It was crisp to the bite, yet dripping with a sugary sweetness that I had never experienced before we moved to Utah in the late 1980s.

“Interestingly,” Dr. Bugbee said, “The difference between sweet corn and field corn is only a few genes.”

The same is true, he explained, between high-THC cannabis (marijuana) and low-THC cannabis (hemp). Except in cannabis, he said, it’s just two genes that change.

Additionally, during a February 2020 presentation by Dr. Bugbee at the Salt Lake Community College in Sandy, he taught that the concentration levels of THC and CBD were inversely related in cannabis, meaning that as one level rose the other dropped, and vice versa.  

Crystalweed cannabis photo by F-ZXqLioXxg and downloaded from Unsplash 18 August 2022.

Although it’s quite clear that THC produces a high when consumed, what is less clear are the scientifically proven benefits, if any, of the other significant chemical compounds found in cannabis known as cannabinoids.

The most commonly known and understood is CBD, aka, cannabidiol.

CBD is one of over 110 chemically identified cannabinoids, but identification itself does not give scientifically proven understanding of what impact, if any, these compounds might have on human or animal physiology.

However, the medicinal benefits of CBD to treat the negative effects of epilepsy have been cleared for use in the United Kingdom, the U.S., and parts of Europe as Epidyolex, a drug produced by GW Pharmaceuticals.

Dr. Bugbee says the exciting aspect of what he and his colleagues are investigating is the impact of genetics and environment on potential pharmacological targets, something he terms GXE, or genetics times environment.

“Botanical medicine has a bright future,” Dr. Bugbee stated. “And cannabis is the most understudied of all the plants that could benefit us.”

Which is a big part of the reason why Dr. Bugbee is still at USU, some 40 years on, with no intent on slowing down or stopping.

“NASA has helped us fund hundreds of millions of dollars of infrastructure here. We are one of a few labs in the world with such capabilities, and this allows us to do controlled environmental agriculture like no one else.” Dr. Bruce Bugbee

And so, this still-unfolding, controlled environment cannabis-based research continues forward, built upon a foundation of decades of NASA-funded work, changes in federal and local law, regulations (and many public perceptions), as well as the mind of one Dr. Bruce Bugbee, Utah’s newly anointed King of Cannabis.


AUTHOR'S NOTE: This article was originally written for, and can be found in, the Summer 2022 edition of Silicon Slopes Magazine.

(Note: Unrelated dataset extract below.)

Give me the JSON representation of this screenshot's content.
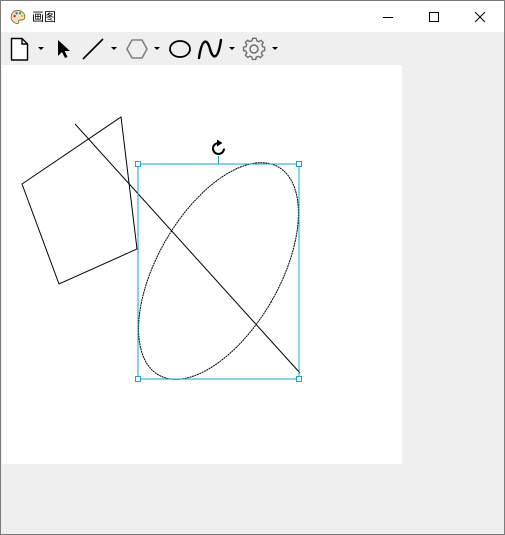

You’ve successfully subscribed to Silicon Slopes Newsroom
Welcome back! You’ve successfully signed in.
Great! You’ve successfully signed up.
Your link has expired
Success! Check your email for magic link to sign-in.